• _Task brief_: The answer must be a single number: how many lines of the records below hold the word "Policy".

Segment Start: Material shown

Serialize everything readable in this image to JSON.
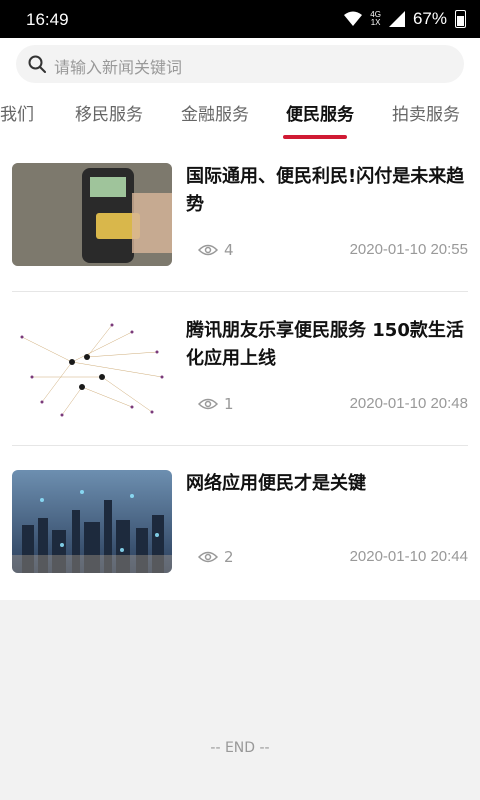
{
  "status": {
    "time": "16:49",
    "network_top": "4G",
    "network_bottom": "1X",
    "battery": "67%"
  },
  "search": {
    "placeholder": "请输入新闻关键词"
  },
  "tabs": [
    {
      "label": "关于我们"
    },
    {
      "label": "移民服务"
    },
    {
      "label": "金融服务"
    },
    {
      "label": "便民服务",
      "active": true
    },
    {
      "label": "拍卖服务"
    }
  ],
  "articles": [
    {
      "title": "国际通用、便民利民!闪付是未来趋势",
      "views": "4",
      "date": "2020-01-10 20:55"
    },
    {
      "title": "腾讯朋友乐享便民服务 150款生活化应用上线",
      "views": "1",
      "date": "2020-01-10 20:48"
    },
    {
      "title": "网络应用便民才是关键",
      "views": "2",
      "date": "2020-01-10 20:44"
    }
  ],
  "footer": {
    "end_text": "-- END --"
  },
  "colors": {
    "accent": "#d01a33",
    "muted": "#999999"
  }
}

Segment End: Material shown
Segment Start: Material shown

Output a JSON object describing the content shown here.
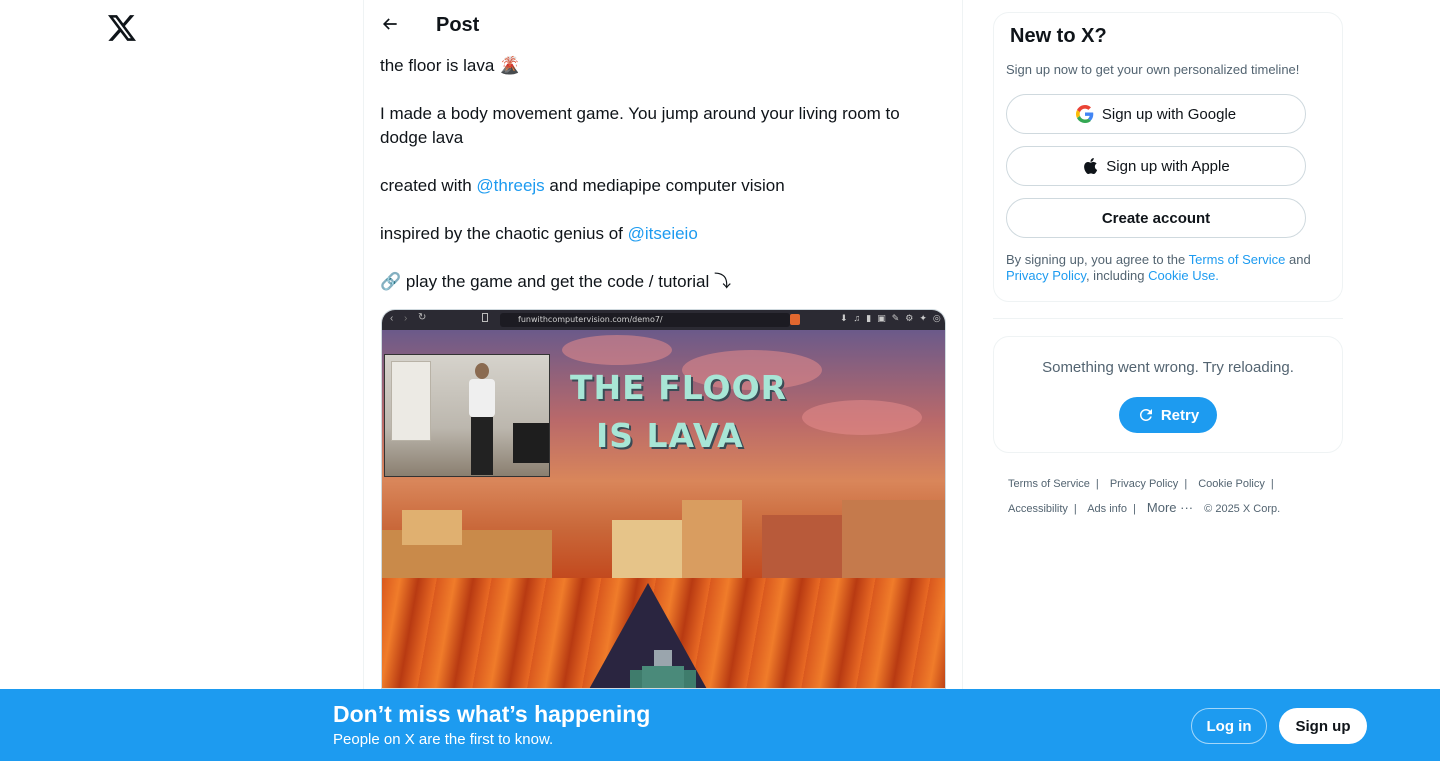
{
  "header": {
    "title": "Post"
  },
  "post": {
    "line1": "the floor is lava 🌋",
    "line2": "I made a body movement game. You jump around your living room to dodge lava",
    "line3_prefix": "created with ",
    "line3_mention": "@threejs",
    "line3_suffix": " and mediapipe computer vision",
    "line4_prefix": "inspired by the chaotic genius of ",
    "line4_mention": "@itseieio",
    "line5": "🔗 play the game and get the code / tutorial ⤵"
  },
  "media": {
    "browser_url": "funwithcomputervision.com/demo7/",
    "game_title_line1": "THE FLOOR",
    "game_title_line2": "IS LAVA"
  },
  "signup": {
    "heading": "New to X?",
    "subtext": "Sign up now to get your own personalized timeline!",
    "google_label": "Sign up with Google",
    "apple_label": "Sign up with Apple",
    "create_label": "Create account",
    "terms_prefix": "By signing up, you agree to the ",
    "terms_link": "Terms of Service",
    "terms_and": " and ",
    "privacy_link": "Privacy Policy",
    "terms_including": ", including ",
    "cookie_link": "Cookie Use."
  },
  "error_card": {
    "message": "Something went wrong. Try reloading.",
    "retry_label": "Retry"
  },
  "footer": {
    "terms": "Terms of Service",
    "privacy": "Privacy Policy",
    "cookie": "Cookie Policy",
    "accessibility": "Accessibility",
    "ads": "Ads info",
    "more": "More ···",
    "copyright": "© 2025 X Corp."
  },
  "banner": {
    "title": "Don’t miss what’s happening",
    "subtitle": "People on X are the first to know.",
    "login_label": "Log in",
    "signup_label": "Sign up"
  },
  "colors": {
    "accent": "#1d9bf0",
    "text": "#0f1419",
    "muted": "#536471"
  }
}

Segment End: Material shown
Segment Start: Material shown

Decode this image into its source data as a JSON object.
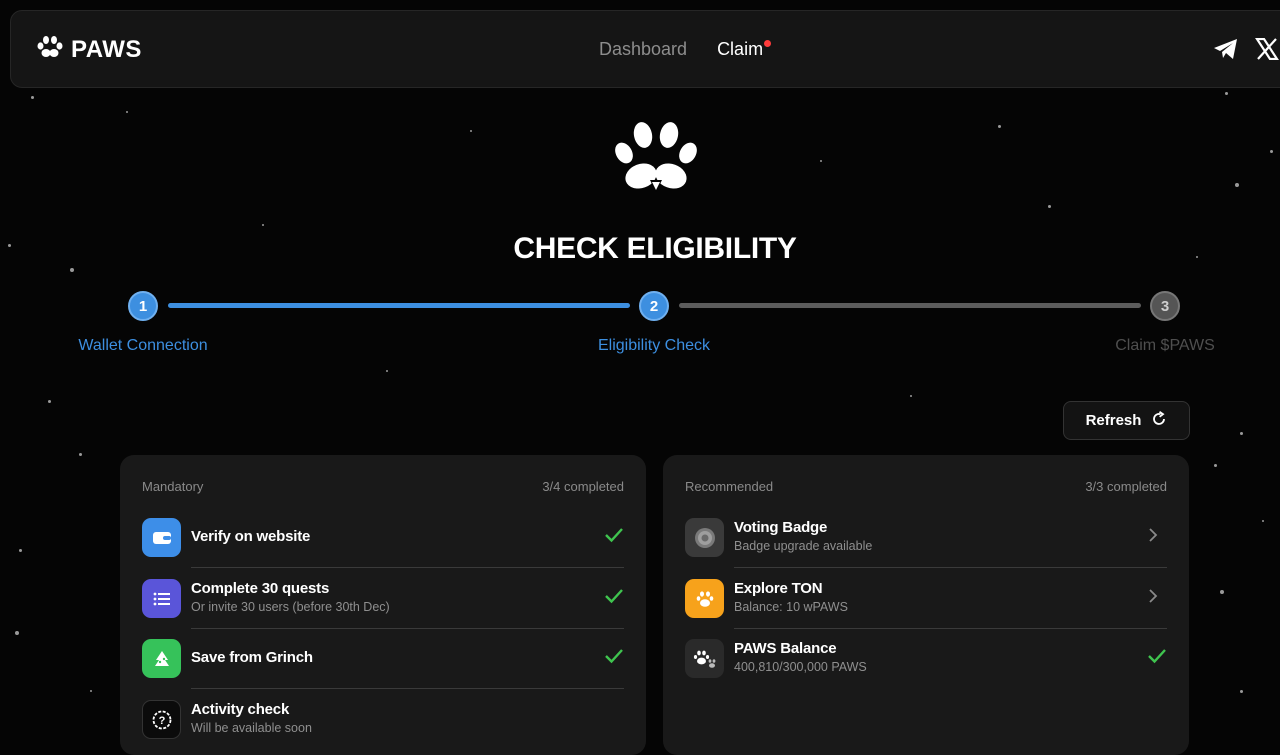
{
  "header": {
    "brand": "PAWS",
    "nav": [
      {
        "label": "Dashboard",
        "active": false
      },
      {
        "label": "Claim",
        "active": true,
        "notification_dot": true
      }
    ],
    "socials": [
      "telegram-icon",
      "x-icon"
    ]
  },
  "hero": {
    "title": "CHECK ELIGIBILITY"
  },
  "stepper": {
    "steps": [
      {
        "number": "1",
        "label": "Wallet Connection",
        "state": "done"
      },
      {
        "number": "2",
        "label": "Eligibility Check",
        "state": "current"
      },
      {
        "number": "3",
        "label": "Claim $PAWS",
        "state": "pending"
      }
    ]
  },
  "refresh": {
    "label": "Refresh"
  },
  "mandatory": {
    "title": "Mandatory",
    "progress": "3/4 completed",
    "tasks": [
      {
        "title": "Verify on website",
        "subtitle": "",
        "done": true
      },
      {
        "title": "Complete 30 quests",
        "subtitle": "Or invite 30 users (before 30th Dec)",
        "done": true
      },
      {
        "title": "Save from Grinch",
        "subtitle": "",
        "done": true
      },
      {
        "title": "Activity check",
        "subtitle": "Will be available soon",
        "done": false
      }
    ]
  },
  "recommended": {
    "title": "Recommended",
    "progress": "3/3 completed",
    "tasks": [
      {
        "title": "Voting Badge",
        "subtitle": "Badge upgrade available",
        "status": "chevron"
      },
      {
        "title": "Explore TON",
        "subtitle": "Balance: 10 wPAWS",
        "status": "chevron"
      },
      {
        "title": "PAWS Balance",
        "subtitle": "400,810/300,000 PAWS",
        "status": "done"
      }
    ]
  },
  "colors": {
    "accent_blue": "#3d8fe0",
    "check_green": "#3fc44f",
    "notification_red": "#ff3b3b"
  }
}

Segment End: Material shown

• _Response_: 3